“She sweeps — and sometimes, when the triathlete has a sports injury, limps — through the Senate like a silent film star,” Dowd writes. I wish I could craft a sentence like this. This is one of the only earned usages of the double em dash I’ve ever seen in my long career of stumbling across shoe-horned metaphors while reading opinion pieces for pleasure.

Dowd claims a top Democrat called Sinema “The Greta Garbo of Congress,” but I don’t buy that Dowd didn’t coin that herself in order to set thematic precedent for her piece. Nobody in Congress is creative enough to craft a sobriquet like that. You think Sen. Debbie Stabenow has time for this? And I don’t think The Squad cares much for silent film.

Dowd says Sinema’s leading man is Sen. Joe Manchin, the least compelling guy to ever make it out of West Virginia. Dowd also claims reporters “have come up with Bennifer-style nicknames for them, including Manchinema and Sinemanch.” Maybe, if the Bennifer she’s thinking of is composed of two randos who just met each other and have no chemistry like, I don’t know, Benjamin Netanyahu and Jennifer Love Hewitt.

Another sentence that qualifies as award-winning fiction, based on the fact that it is almost impossible for me to believe that a paper of note published it: “[Sinema’s] spokesman said that she had a doctor’s appointment for a foot injury, but The Times reported that she was also slated to play footsie with donors at her political action committee’s dinner at a fancy resort.”

Dowd hypes plenty of Sinema’s fashions, including her wigs, her “Dangerous Creature” sweater, her newsboy caps, her $15 minimum wage nay vote thumbs-downed with “a ring that expressed the sentiment ‘Kiss off,’ but in a more vulgar way, and Sinema’s bare shoulders, apparently forbidden on the floor. “But the mandarins quit worrying about it for members once their colleague blithely turned the hallowed marble halls into an iconoclastic catwalk,” Dowd writes.

For an opinion piece, Dowd doesn’t take much of a stand on Sinema’s politics, instead allowing anonymous members of Congress to do the talking.

“It’s hard to look at her actions and not conclude that the donations are part of the story. If she’s here to fight for corporate power and lower taxes for the wealthy and get more money for pharma executives, be on the level and say it,” a progressive tells Dowd.

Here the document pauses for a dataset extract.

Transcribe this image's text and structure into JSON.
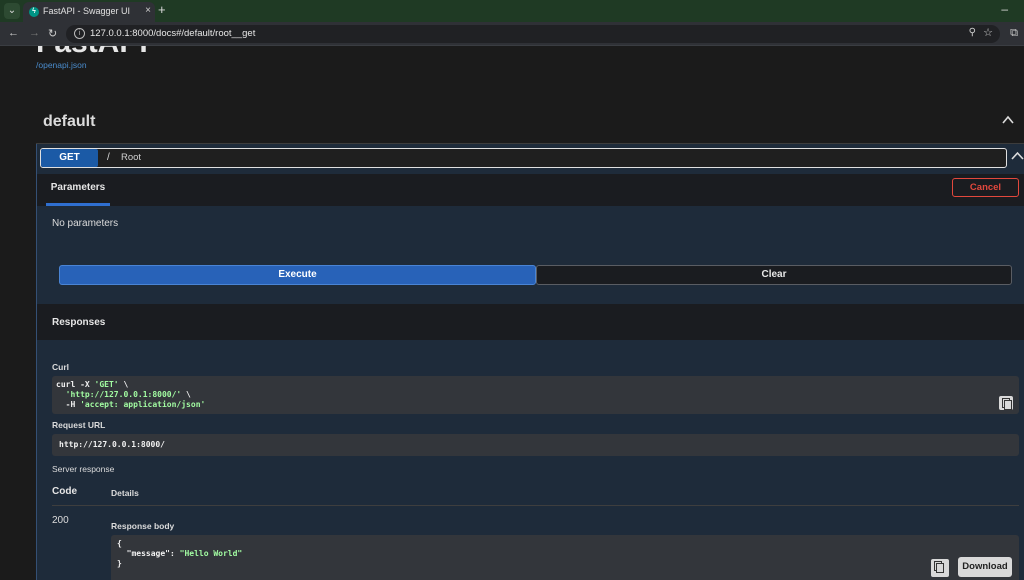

That is quite the story. Rivals anything the two-bit hack Ngũgĩ wa Thiong'o could write.